Equine encephalomyelitis, also known as sleeping sickness, affects the nervous system of horses leading to confusion, mobility problems, drowsiness, depression and sometimes death. The viral disease is passed to horses through mosquito bites. Three types of the virus have been identified with the Eastern version being fatal in almost 90 percent of horse infections.
Sleeping Sickness Transmission
Several species of mosquitoes are responsible for transmitting the virus to horses. These species include the Aedes, Anopheles, Culex and Culeseta. However, horses are not the viruses primary target. Instead, mosquitoes usually infect birds, such as ducks or pigeons, with the virus. In the birds, the virus causes a blood infection that generally produces no negative symptoms. Instead, the reproduced virus waits in the bird’s blood for another mosquito that will transmit the virus into another bird where it can reproduce again. Unfortunately, horses sometimes end up in the middle of these exchanges, and the virus enters their body where it can cause serious symptoms, including:
- Vision problems.
- Muscle twitching.
- Head pressing.
- Problems swallowing.
Because the virus affects horses differently, the viral transmission ends with the horse.
Types of Equine Encephalomyelitis
Three types of this disease have been identified: the Western, the Eastern, and the Venezuelan. All three types are transmitted via mosquitoes. As the names suggest, Western equine encephalomyelitis occurs more frequently west of the Mississippi River while Eastern equine encephalomyelitis happens more often east of the Mississippi. The Venezuelan variety typically occurs in South America. However, all three types can appear anywhere in North or South America. The mosquito vector differs depending on which subspecies are present in that environment. For example, the Western equine encephalomyelitis version of the disease is transmitted in Manitoba, Canada by the Culex tarsalis mosquito. In Connecticut, research on the Eastern equine encephalomyelitis version found that 68 percent of the 122 cases studied were transmitted by the Culiseta melanura mosquito.

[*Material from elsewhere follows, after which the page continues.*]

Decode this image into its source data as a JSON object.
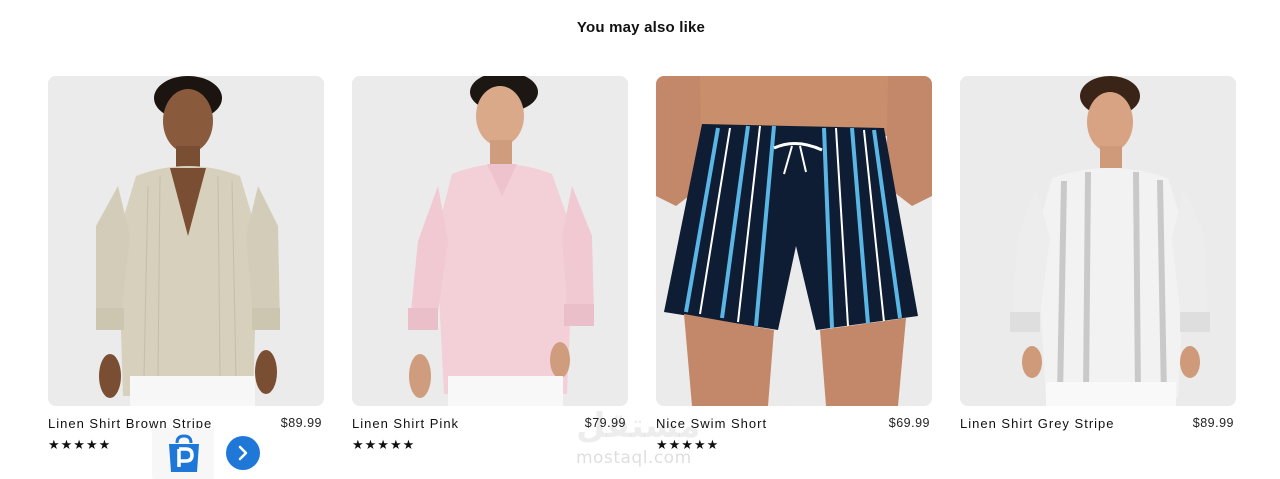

Prevention and Treatment
No specific treatment is available for these viruses once a horse is infected. Instead, horses are given anti-inflammatory drugs and fluids to care for the symptoms. If your horse survives the disease, he may have continued impairment for the rest of his life. Because of the seriousness of the disease, veterinarians recommend vaccinating horses yearly. Because mosquitoes transmit the disease, reducing mosquito breeding grounds near horse stables or pastures also can decrease the risk of infection.